That means that by insisting on low taxes for the wealthy and low spending on public goods, the economically powerful and their political allies are putting private gain before the public good. They are not only promoting social inequality, but they are impeding rather than facilitating economic growth.

Stiglitz is also a long-time critic of conventional monetary policy, as practiced by the Federal Reserve, the European Central Bank and the International Monetary Fund. He believes that the so-called “independent” central banks have been captured by the financial sector, so that they serve private rather than public interests. Their main focus has been on fighting inflation, a policy that has the greatest benefit for wealthy lenders (since they have the most to lose if loans are repaid in devalued currency). Central banks tend to raise interest rates too quickly during an economic expansion, cooling the economy and maintaining unemployment at an unnecessarily high level. On the other hand, in the Great Recession governments have relied on expansionary monetary policy, pumping more capital into the system by lending banks money at near-zero rates. This is less effective than an expansionary fiscal policy, since the problem is not so much a lack of capital as a lack of spending. But it’s a sweet deal for banks, who get money so cheaply that they can make a good profit even from very low-risk investments like treasury bonds, and are not required to invest it in productive enterprises or housing loans. Cheap capital also encourages companies to finance labor-saving equipment instead of employing more workers, contributing to a jobless recovery.

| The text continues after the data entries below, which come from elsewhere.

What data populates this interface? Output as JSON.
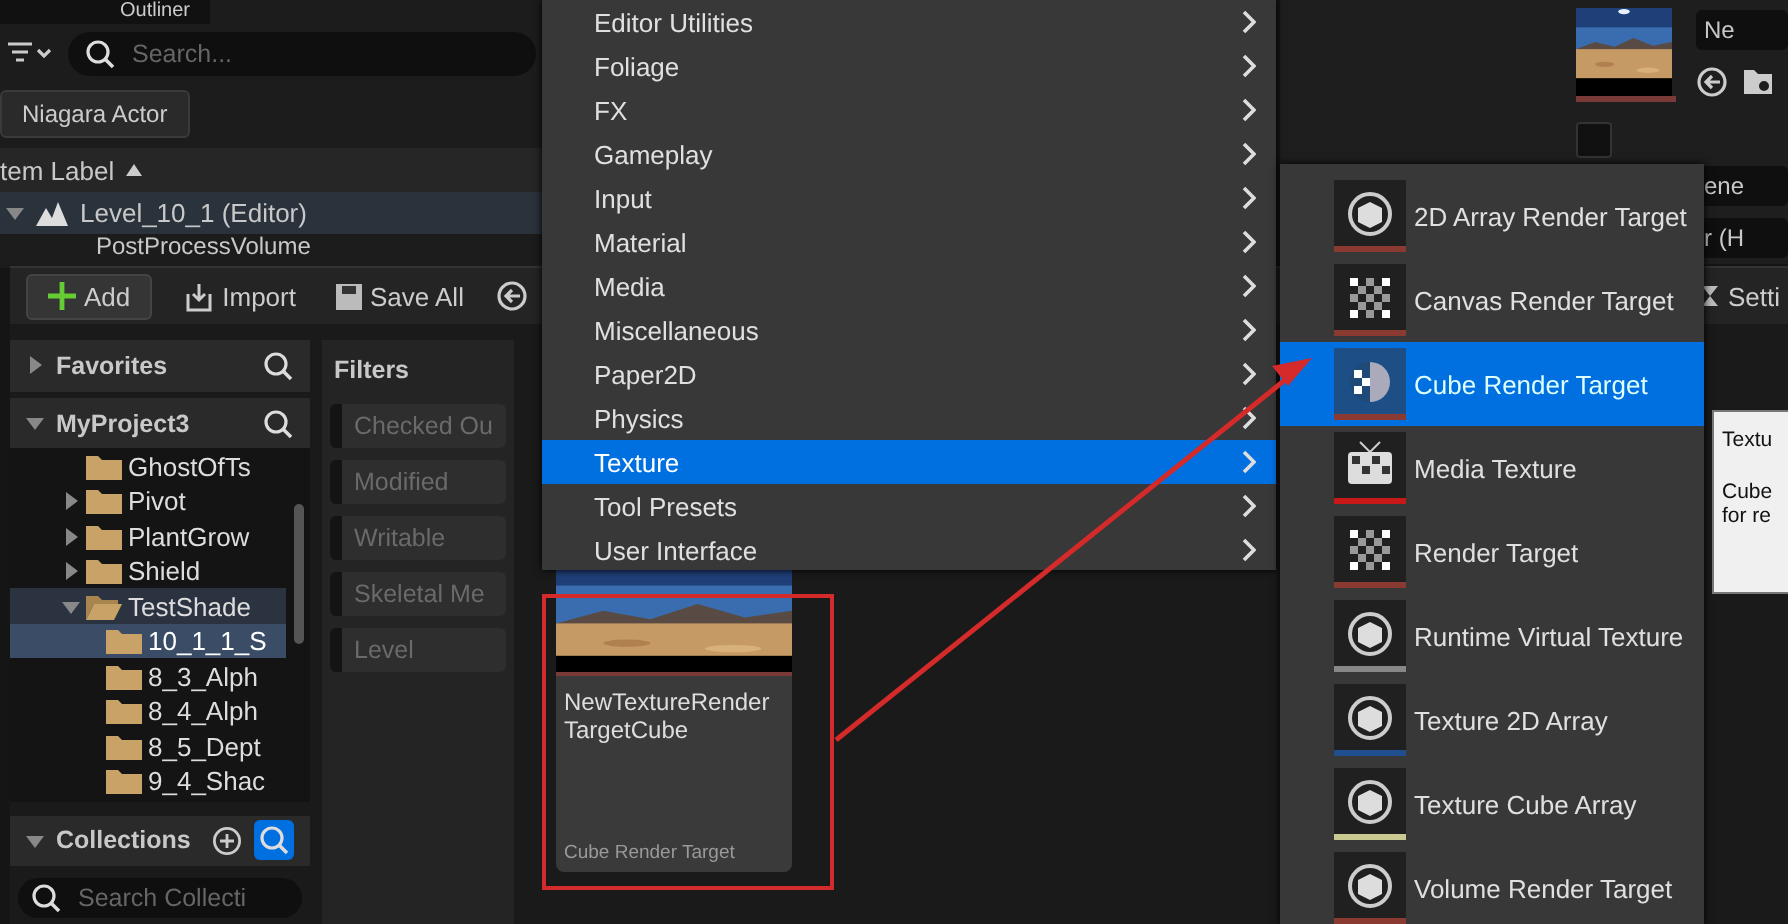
{
  "outliner": {
    "title": "Outliner",
    "search": {
      "placeholder": "Search..."
    },
    "filter_chip": "Niagara Actor",
    "column_header": "tem Label",
    "rows": [
      {
        "label": "Level_10_1 (Editor)",
        "expanded": true,
        "children": [
          {
            "label": "PostProcessVolume"
          }
        ]
      }
    ]
  },
  "details": {
    "dropdowns": [
      "Ne",
      "ene",
      "r (H"
    ],
    "checkbox": {
      "checked": false
    },
    "thumbnail": {
      "kind": "picture"
    }
  },
  "content_browser": {
    "toolbar": [
      "Add",
      "Import",
      "Save All"
    ],
    "settings_label": "Setti",
    "sources": {
      "favorites": {
        "label": "Favorites",
        "expanded": false
      },
      "project": {
        "label": "MyProject3",
        "expanded": true
      },
      "tree": [
        {
          "label": "GhostOfTs",
          "selected": false
        },
        {
          "label": "Pivot",
          "expanded": false,
          "selected": false
        },
        {
          "label": "PlantGrow",
          "expanded": false,
          "selected": false
        },
        {
          "label": "Shield",
          "expanded": false,
          "selected": false
        },
        {
          "label": "TestShade",
          "expanded": true,
          "selected": false,
          "children": [
            {
              "label": "10_1_1_S",
              "selected": true
            },
            {
              "label": "8_3_Alph",
              "selected": false
            },
            {
              "label": "8_4_Alph",
              "selected": false
            },
            {
              "label": "8_5_Dept",
              "selected": false
            },
            {
              "label": "9_4_Shac",
              "selected": false
            }
          ]
        }
      ],
      "collections": {
        "label": "Collections",
        "expanded": true,
        "search": {
          "placeholder": "Search Collecti"
        }
      }
    },
    "filters": {
      "title": "Filters",
      "items": [
        "Checked Ou",
        "Modified",
        "Writable",
        "Skeletal Me",
        "Level"
      ]
    },
    "asset": {
      "name_lines": [
        "NewTextureRender",
        "TargetCube"
      ],
      "type": "Cube Render Target",
      "thumbnail": {
        "kind": "picture"
      }
    }
  },
  "menu": {
    "items": [
      {
        "label": "Editor Utilities",
        "selected": false
      },
      {
        "label": "Foliage",
        "selected": false
      },
      {
        "label": "FX",
        "selected": false
      },
      {
        "label": "Gameplay",
        "selected": false
      },
      {
        "label": "Input",
        "selected": false
      },
      {
        "label": "Material",
        "selected": false
      },
      {
        "label": "Media",
        "selected": false
      },
      {
        "label": "Miscellaneous",
        "selected": false
      },
      {
        "label": "Paper2D",
        "selected": false
      },
      {
        "label": "Physics",
        "selected": false
      },
      {
        "label": "Texture",
        "selected": true
      },
      {
        "label": "Tool Presets",
        "selected": false
      },
      {
        "label": "User Interface",
        "selected": false
      }
    ]
  },
  "submenu": {
    "items": [
      {
        "label": "2D Array Render Target",
        "kind": "sphere",
        "color": "#8a3a30",
        "selected": false
      },
      {
        "label": "Canvas Render Target",
        "kind": "checker",
        "color": "#8a3a30",
        "selected": false
      },
      {
        "label": "Cube Render Target",
        "kind": "cube",
        "color": "#8a3a30",
        "selected": true
      },
      {
        "label": "Media Texture",
        "kind": "tv",
        "color": "#c81818",
        "selected": false
      },
      {
        "label": "Render Target",
        "kind": "checker",
        "color": "#8a3a30",
        "selected": false
      },
      {
        "label": "Runtime Virtual Texture",
        "kind": "sphere",
        "color": "#888888",
        "selected": false
      },
      {
        "label": "Texture 2D Array",
        "kind": "sphere",
        "color": "#1f4f8f",
        "selected": false
      },
      {
        "label": "Texture Cube Array",
        "kind": "sphere",
        "color": "#c8c890",
        "selected": false
      },
      {
        "label": "Volume Render Target",
        "kind": "sphere",
        "color": "#8a3a30",
        "selected": false
      }
    ]
  },
  "tooltip": {
    "title": "Textu",
    "lines": [
      "Cube",
      "for re"
    ]
  }
}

Stiglitz describes a system so tilted in favor of the rich as to leave the reader pessimistic about finding any way out of the vicious circle of economic and political inequality. In the end, he suggests two general routes to reform. One is that “the 99 percent could come to realize that they have been duped by the 1 percent: that what is in the interest of the 1 percent is not in their interests.” The other is that the 1% themselves come to see beyond their own narrow and short-term self-interest. Although the wealthy have become more and more insulated from the problems experienced by ordinary people, that insulation is not absolute. If the United States were to become as unequal as a Latin American oligarchy, there would be plenty of costs to go around as a result of underutilized human talent and social unrest. Even Brazil, one of the world’s most unequal societies, has been taking steps to alleviate inequality recently. No doubt Stiglitz hopes that books like his can sound the alarm and help change opinions at all levels of American society.